Speaking of the punk scene of the last year or two, Zee has only positive things to say: “There’s still a lot to do and there’s a long way to go but I love a lot of the bands that we’re in a scene with, like Dream Wife and IDLES. It’s a fantastic scene and we’re really happy to be part of it; I’ve always felt really welcomed and really positive about it.” They’re no strangers to the scene, having toured with Dream Wife, as well as Cabbage and Marmozets.
With the album finally out, we had to ask what inspired the songs. Zee ponders for a moment: “So, the album was recorded in a bit of a weird way – we worked on each track almost individually, so it was done over a year. The themes really kind of changed throughout the record as well.” The current socio-political climate definitely had an impact too, as Zee goes on to explain. “I always say that to put Queen Zee into context, it’s never existed outside of Brexit; Brexit’s been happening the whole time we’ve been going on – that kind of climate with the right wing being really prevalent, Trump in America and his policies on LGBT politics and so on.”
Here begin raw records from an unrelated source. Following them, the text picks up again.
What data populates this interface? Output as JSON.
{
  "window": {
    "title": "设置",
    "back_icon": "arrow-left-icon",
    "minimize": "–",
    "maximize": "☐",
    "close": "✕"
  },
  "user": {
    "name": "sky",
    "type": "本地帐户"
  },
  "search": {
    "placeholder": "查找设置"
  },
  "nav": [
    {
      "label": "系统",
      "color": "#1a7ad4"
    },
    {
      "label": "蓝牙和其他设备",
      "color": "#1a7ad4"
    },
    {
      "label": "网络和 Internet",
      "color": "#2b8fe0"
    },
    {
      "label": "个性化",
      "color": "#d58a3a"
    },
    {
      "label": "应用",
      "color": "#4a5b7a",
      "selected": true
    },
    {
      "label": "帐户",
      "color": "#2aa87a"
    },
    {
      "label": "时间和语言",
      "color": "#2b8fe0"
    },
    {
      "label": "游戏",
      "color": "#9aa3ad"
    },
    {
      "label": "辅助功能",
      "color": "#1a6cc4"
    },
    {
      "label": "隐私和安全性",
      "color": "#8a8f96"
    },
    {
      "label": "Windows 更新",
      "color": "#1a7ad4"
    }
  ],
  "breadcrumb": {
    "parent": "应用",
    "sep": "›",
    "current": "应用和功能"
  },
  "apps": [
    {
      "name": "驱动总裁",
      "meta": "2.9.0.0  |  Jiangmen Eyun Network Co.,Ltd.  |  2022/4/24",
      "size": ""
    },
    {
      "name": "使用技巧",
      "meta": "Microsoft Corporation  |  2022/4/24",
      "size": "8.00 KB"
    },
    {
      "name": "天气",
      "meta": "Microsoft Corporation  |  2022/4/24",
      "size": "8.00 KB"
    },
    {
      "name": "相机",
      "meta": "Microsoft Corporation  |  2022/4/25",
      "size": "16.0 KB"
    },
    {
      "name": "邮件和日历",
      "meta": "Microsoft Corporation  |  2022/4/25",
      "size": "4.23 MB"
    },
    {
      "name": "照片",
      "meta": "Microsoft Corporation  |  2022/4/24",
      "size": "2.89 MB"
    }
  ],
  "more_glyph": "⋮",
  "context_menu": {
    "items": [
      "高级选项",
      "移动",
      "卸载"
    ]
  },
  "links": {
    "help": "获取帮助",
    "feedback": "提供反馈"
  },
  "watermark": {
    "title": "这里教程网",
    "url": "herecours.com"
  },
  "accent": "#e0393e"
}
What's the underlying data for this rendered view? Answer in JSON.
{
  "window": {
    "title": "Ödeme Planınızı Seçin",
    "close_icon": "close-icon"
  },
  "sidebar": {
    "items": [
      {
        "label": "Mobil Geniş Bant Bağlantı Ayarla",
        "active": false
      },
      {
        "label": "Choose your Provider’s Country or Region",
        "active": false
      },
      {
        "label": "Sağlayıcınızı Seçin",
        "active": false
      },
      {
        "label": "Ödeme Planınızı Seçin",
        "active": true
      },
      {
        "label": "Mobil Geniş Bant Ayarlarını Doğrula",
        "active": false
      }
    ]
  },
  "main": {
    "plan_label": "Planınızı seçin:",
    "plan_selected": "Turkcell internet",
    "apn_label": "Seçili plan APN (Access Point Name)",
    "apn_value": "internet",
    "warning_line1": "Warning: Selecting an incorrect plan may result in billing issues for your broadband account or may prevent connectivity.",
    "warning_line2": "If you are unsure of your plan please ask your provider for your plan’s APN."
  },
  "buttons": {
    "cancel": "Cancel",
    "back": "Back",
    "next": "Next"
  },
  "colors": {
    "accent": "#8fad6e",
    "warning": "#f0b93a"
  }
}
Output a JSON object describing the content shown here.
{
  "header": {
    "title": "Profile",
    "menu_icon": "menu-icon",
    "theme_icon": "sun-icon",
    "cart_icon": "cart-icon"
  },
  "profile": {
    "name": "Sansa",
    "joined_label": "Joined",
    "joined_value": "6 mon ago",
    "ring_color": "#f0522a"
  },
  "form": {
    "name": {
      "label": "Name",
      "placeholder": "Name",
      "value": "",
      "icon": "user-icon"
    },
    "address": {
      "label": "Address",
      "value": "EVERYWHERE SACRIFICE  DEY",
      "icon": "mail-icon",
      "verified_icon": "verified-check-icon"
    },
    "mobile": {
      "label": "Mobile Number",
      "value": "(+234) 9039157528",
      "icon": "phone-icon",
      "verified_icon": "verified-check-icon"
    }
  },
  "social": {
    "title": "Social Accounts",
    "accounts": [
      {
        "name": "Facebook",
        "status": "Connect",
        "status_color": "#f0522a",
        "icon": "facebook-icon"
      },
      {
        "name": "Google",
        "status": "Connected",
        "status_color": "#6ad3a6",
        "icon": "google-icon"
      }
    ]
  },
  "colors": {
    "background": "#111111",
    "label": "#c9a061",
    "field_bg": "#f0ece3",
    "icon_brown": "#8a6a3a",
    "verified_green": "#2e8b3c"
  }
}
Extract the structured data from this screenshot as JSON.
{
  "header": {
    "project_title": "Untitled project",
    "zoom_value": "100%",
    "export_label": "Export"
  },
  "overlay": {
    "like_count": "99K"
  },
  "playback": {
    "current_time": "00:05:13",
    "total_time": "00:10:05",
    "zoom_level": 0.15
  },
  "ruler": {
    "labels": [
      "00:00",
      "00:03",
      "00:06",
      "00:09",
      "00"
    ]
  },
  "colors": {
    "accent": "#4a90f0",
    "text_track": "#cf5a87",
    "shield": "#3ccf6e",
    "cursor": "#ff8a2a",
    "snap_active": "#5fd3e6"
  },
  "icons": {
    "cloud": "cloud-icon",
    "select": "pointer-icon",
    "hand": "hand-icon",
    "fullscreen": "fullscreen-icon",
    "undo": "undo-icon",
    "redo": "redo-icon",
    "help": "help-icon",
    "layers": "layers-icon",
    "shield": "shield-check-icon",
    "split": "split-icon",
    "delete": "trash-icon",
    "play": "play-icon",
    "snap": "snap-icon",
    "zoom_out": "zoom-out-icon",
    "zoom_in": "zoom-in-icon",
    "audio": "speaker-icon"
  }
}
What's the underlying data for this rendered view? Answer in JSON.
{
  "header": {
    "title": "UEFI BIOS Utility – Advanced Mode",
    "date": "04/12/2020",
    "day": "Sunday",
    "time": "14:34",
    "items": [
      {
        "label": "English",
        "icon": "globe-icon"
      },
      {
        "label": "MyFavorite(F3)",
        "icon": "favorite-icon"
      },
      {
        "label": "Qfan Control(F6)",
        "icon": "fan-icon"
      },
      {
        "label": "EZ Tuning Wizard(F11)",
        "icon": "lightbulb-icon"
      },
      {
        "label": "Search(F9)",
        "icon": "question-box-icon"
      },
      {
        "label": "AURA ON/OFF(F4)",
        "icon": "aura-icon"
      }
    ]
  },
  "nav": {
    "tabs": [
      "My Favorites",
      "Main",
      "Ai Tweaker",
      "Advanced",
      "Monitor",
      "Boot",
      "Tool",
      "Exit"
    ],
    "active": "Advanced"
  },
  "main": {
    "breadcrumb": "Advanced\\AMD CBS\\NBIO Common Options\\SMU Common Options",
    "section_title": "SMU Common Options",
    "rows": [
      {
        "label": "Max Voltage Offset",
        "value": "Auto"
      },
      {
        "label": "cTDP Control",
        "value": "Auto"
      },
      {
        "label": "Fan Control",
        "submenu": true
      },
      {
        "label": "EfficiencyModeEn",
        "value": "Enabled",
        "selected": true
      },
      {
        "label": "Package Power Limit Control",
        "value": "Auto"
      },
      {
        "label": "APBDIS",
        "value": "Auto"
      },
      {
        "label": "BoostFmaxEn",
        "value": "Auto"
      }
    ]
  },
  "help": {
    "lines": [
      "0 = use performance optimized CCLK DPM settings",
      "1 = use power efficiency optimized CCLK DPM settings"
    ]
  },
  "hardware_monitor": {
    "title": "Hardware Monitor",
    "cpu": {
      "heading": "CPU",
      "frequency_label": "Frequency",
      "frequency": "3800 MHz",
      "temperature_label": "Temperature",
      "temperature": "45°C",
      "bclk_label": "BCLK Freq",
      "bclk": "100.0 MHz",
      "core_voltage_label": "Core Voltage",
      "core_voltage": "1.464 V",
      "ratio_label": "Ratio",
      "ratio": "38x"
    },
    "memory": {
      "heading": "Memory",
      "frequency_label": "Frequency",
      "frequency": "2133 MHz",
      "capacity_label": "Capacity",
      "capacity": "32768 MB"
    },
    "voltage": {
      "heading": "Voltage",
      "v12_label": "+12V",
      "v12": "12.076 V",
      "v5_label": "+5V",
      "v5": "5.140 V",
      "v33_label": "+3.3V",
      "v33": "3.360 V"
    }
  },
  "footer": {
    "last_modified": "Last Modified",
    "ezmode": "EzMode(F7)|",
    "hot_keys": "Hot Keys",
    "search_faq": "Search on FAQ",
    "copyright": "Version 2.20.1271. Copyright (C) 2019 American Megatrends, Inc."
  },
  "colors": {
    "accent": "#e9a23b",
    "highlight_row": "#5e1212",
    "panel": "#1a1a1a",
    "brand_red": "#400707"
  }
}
“I think that’s definitely just fed into the subconscious of Queen Zee – I like to think of it as trying to create a beacon in the darkness, almost like a glittery party in the oasis in the desert. I think that’s what we try to do, it always just goes back to that.”
Would you consider yourselves to be a political band, I ask? “I really don’t like artists to feel pressured to be political – I want a band to be a band first and make great music, and then I think a lot of that does mean there’s not necessarily a political but definitely a cultural relevance to the music.”
“That doesn’t necessarily mean it’s got to be political, like it’s got to reference the politicians that are surrounding us and so on, but even just writing songs about mental health, anxiety, depression and those kind of mindsets. They still have a cultural reference with what we’re surrounded by.”
Frankly, I’m in awe of Zee’s mentality. It’s refreshing to see a band being political without being preachy, and it’s still early on in their career. I have to ask about their future plans, and it looks like there’s a lot to be excited about.
“it’s all about new music and second record and getting that going,” Zee starts. “We’re sitting on a lot of songs right now that we want to work on; we’ve got a really busy festival season but that’s the weekends. In the weekdays it’s in the room working on new stuff.”
The ride is only beginning. Welcome to Planet Zee.
Words by Adam England